▸ WHAT THE TASK REQUIRES:
Only the number is wanted: state how many lines of the data below contain the word "تاریخ".

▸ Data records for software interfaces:

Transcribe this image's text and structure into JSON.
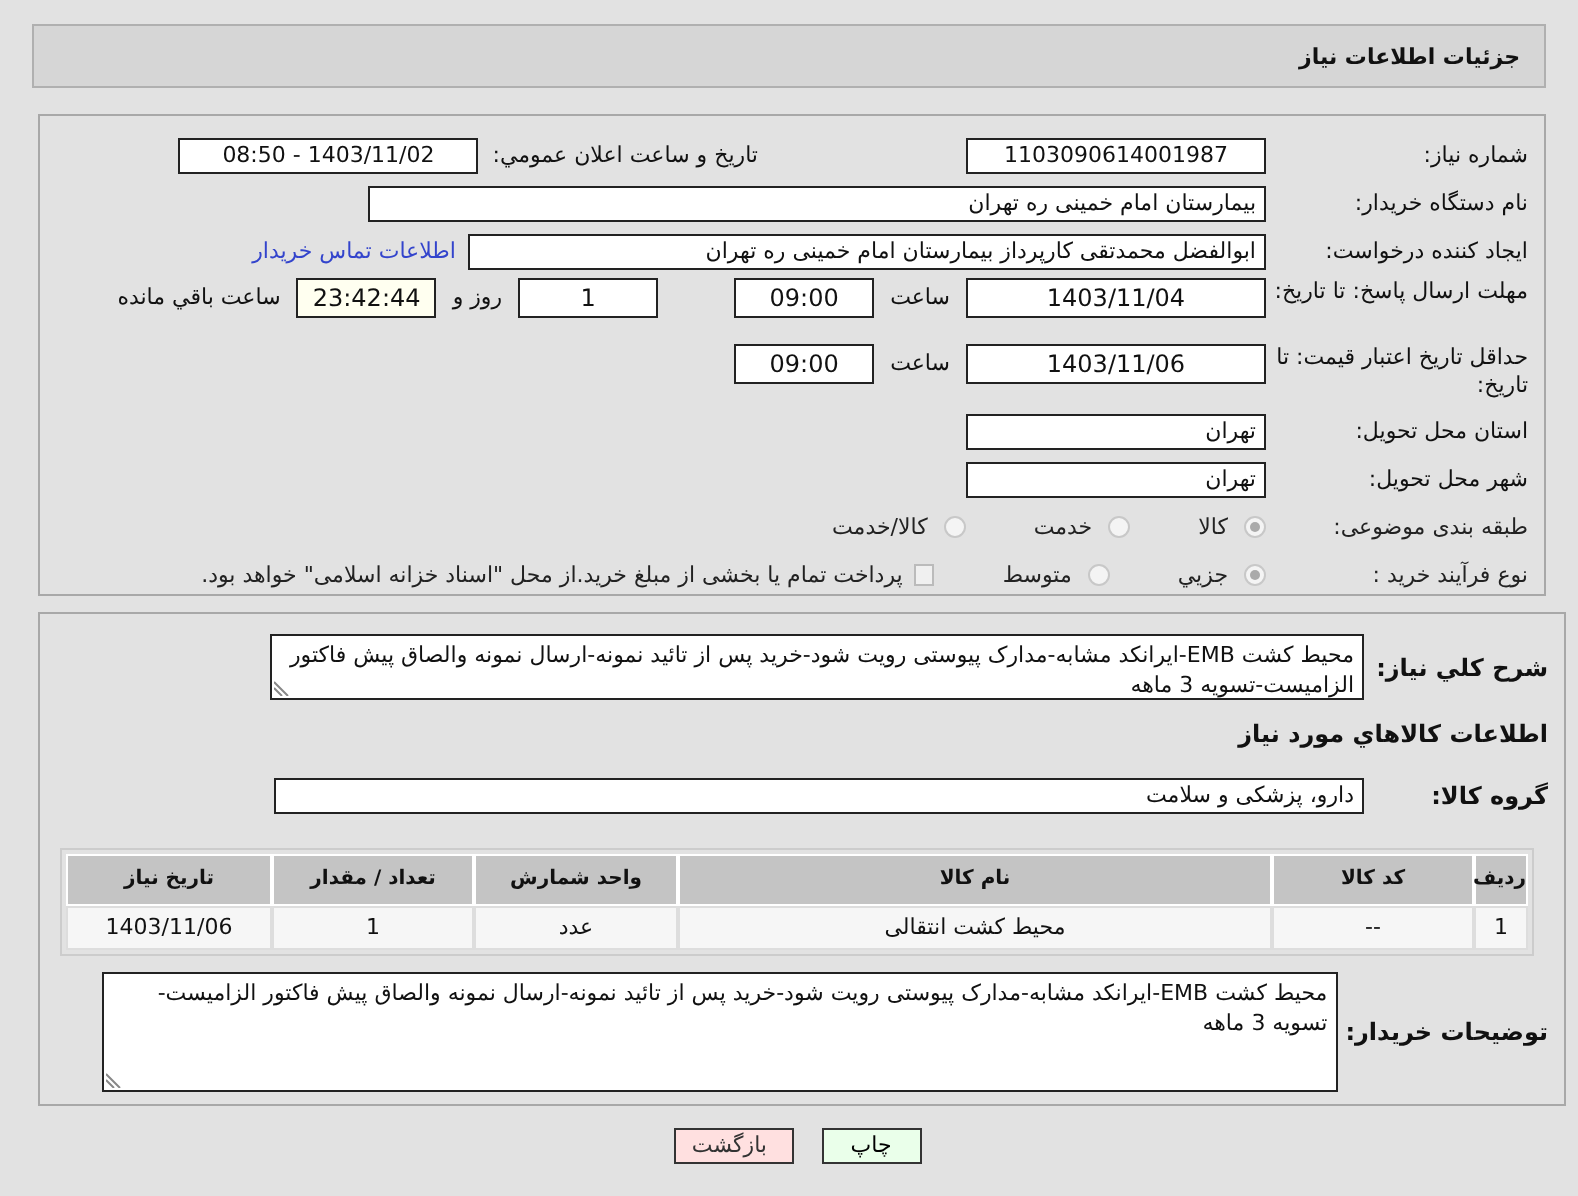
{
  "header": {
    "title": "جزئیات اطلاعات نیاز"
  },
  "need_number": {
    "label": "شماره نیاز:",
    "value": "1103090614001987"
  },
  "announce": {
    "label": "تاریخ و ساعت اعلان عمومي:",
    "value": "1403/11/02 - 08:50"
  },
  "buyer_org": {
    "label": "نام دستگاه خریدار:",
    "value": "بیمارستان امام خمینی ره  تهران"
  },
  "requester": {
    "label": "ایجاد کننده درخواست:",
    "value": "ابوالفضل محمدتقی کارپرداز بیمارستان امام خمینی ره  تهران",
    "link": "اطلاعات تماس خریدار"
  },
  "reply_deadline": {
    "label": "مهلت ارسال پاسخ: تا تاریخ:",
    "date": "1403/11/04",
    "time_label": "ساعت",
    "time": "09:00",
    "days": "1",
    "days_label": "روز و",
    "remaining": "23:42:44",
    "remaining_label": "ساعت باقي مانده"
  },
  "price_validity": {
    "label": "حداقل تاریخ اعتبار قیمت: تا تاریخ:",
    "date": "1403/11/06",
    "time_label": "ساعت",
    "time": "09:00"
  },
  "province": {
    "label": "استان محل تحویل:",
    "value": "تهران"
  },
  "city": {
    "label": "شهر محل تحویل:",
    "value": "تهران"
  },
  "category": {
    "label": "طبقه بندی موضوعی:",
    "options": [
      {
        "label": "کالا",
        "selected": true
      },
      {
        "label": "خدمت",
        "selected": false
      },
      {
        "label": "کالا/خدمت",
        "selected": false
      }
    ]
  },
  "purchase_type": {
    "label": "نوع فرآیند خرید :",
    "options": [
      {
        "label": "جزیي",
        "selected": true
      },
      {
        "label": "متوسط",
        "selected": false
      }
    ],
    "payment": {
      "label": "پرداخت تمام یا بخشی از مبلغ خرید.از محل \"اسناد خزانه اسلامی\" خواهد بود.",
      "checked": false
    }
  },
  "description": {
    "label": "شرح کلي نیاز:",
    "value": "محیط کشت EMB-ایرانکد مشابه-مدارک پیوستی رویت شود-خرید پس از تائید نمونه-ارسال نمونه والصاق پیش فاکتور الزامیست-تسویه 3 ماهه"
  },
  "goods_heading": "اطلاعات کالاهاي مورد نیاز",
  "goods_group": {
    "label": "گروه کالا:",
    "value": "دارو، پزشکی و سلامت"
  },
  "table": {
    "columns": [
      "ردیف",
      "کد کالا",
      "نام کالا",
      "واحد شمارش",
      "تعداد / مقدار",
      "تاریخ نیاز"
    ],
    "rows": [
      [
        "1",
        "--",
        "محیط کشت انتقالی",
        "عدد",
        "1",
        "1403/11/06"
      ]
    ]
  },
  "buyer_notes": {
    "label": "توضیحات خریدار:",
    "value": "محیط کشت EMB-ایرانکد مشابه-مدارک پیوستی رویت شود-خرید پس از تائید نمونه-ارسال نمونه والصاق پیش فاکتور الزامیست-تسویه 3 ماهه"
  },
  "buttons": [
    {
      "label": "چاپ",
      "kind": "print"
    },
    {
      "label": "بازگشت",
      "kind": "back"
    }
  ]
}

▸ WRITTEN RESPONSE:
4